In 2002, a new system for measuring dissolved chlorofluorocarbons (CFC-11, CFC-12, and CFC-113: CFCs) in seawater was developed by the Climate and Marine Department, Japan Meteorological Agency (JMA). During the Ryofu Maru RF03-04 cruise in the western North Pacific in April and May 2003, CFCs concentrations measured by this system were compared with those measured by the Meteorological Research Institute's (MRI's) system that had been used for CFCs measurements in this region since 2000, using a common calibration scale and the same sampling protocol. The precisions of analysis by the MRI system, as determined from analysis of replicate samples, were 0.037 pmol/kg seawater (1.4%) for CFC-12, 0.049 pmol/kg (1.0%) for CFC-11 and 0.012 pmol/kg (2.3%) for CFC-113. The precisions of analysis by the JMA system were 0.008 pmol/kg seawater (0.4%) for CFC-12, 0.011 pmol/kg (0.2%) for CFC-11 and 0.012 pmol/kg (3.0%) for CFC-113. The no discrepancy in the concentrations of CFCs measured by the MRI and JMA systems was found at the 95% of significance level for these CFCs. These results suggest that if only the calibration scale were inter-compared, we could obtain comparable CFCs data in seawater.

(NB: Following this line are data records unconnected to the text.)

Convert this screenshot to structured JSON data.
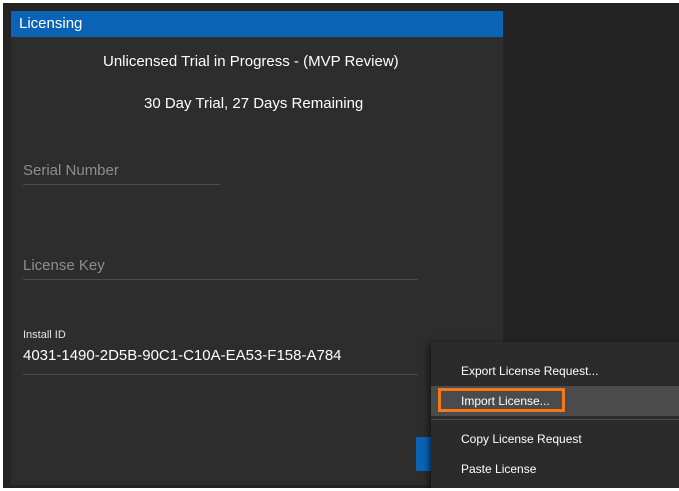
{
  "dialog": {
    "title": "Licensing",
    "trial_status": "Unlicensed Trial in Progress - (MVP Review)",
    "trial_days": "30 Day Trial, 27 Days Remaining",
    "serial_number": {
      "placeholder": "Serial Number",
      "value": ""
    },
    "license_key": {
      "placeholder": "License Key",
      "value": ""
    },
    "install_id": {
      "label": "Install ID",
      "value": "4031-1490-2D5B-90C1-C10A-EA53-F158-A784"
    }
  },
  "context_menu": {
    "items": [
      {
        "label": "Export License Request..."
      },
      {
        "label": "Import License..."
      },
      {
        "label": "Copy License Request"
      },
      {
        "label": "Paste License"
      }
    ],
    "highlighted_item": "Import License..."
  },
  "colors": {
    "title_bar": "#0b63b5",
    "dialog_bg": "#2d2d2d",
    "menu_bg": "#2b2b2b",
    "menu_hover": "#4b4b4b",
    "highlight": "#f0791f"
  }
}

Long-term changes in diurnal variation patterns of precipitation frequency were analyzed using visual data (ww) for 42 years (1961 to 2002) in Japan. The precipitation frequency relative to the daily mean was found to have increased in the nighttime and decreased in the daytime at a rate of the order of 0.01 per decade. This change was observed for all seasons and regions. A supplementary analysis based on hourly automated data on the AMeDAS network (1979 to 2002) confirmed the relative decreasing trend of daytime precipitation frequency, apart from some differences by regions and precipitation intensity. Changes in diurnal variation patterns were also found for vapor pressure and temperature, with a relative increase in nighttime values, although little change was detected for the diurnal variation patterns of relative humidity and cloud amount.
Previous studies suggested that solar activity may influence the El Niño/ Southern Oscillation (ENSO) cycle, such as in the modulation of the amplitude of the Tropospheric Biennial Oscillation (TBO). This study shows that the difference of the TBO due to the solar cycle is, in fact, derived from a difference in the association of the Indian Ocean sea-surface temperatures (SSTs) with the Pacific Ocean SSTs. High SSTs appear in the Indian Ocean following a warming in the Pacific Ocean during low solar activity (LS) from summer to winter. However, such a relationship is absent during high solar activity (HS). This difference in SSTs is related to the distribution of convective activity over the equator. Convective activity is more localized over the Pacific sector during HS, but more zonal and extending over the Indian Ocean during LS. Differences are also found in the vertical velocity in the troposphere. Up-welling over a warm SST region is connected to the stratosphere during LS, but limited within the troposphere during HS.
A possible mechanism suggested from this study is that the solar influence in the equatorial troposphere does not arise from a change in the ocean temperature, but originates from the equatorial stratosphere through changes in the meridional circulation. This circulation modulates the vertical extent of convective activity as well as the horizontal distribution along the equator.